|Elephants on their way to the hole|
All in all, a wonderful trip to end a good week of school!
Thursday, September 20, 2012
I am happy to announce that I love African food – this is a picture of a typical meal that we eat for lunch every day – it’s usually beans/rice, or lentils/rice or beans with a thick kind of tortilla called chapati (“cha-PAH-tee”). It’s simple and delicious.
Sunday, September 16, 2012
The first day of school was Monday September 10, and the weekend before it, I was feeling SO nervous. I’ve never taught a 5th/6th grade classroom before (or any classroom, for that matter) and certainly never one in another country. I planned the first week of school minute-by-minute, all weekend long, so that I’d be ready to be the best teacher ever. Even with the overkill planning, I woke up early on Monday, with my first day of school outfit ready, to double check my day’s schedule. I got to school and to my classroom, and prayed a quick prayer that God would calm my nerves and make this day a great one. The kids started arriving – (I only have five students to start) and the day began. I have two of the missionaries’ kids and the rest are Tanzanian. One of my students speaks no English at all, poor thing. She is a trooper though, and works very hard to compensate for the language barrier. The kids were shy the first day as we got to know each other, and learn what they like, what they don’t like. I am blessed to have a very creative class, which fits right in with my gifts, and so I had them decorate their journals the first day and they loved it. The school’s philosophy is to let the students be creative and self-led in many ways. So we are trying to avoid having them sit in their desks all day, and do as many activities as possible to keep them engaged.
|My classroom before|
I had to think on my feet quite a bit that first day. The students had lots of questions about the upcoming year, and I didn’t always have an answer for them. Even with my crazy planning, some activities took much less time than I thought they would. A small class goes a lot quicker, I think! We would end something, I’d look at my watch and go “Oh! Well we still have more time…ummm…it’s free reading time now!” We ended up playing a lot more games than I planned but I think it endeared me to them, they all had a good time.
|My classroom after!|
|Another after shot - my classroom wall|

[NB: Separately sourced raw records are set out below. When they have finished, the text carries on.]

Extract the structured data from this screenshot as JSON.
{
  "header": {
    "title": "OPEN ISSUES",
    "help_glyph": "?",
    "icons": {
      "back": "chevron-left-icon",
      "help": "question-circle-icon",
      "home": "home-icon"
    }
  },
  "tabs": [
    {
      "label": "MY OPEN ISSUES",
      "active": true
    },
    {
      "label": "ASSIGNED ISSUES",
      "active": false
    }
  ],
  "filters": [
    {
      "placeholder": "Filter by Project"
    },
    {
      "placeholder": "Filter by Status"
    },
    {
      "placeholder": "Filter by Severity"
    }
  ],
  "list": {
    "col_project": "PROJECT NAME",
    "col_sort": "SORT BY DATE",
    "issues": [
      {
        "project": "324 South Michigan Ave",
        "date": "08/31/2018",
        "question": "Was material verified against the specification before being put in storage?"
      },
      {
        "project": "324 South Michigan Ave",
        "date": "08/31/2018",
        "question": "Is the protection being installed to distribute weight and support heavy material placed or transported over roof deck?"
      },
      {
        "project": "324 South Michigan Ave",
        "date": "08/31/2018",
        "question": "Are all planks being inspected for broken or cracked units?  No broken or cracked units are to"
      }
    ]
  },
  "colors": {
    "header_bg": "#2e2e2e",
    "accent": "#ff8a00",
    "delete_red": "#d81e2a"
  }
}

Before I knew it, it was lunch, and then their afternoon every day is full of elective classes and fun activities. They go to Drama, Art, Swahili or ESL, Music, etc and so my time with them was pretty much done. I know any teacher reading this is jealous of that, and I am not complaining at all!! My first day ended and I was so relieved to think, “Hey that wasn’t so bad, was it?!?” The rest of the week was much easier (though still stressful at points!) after I got over the anxiety of that first day.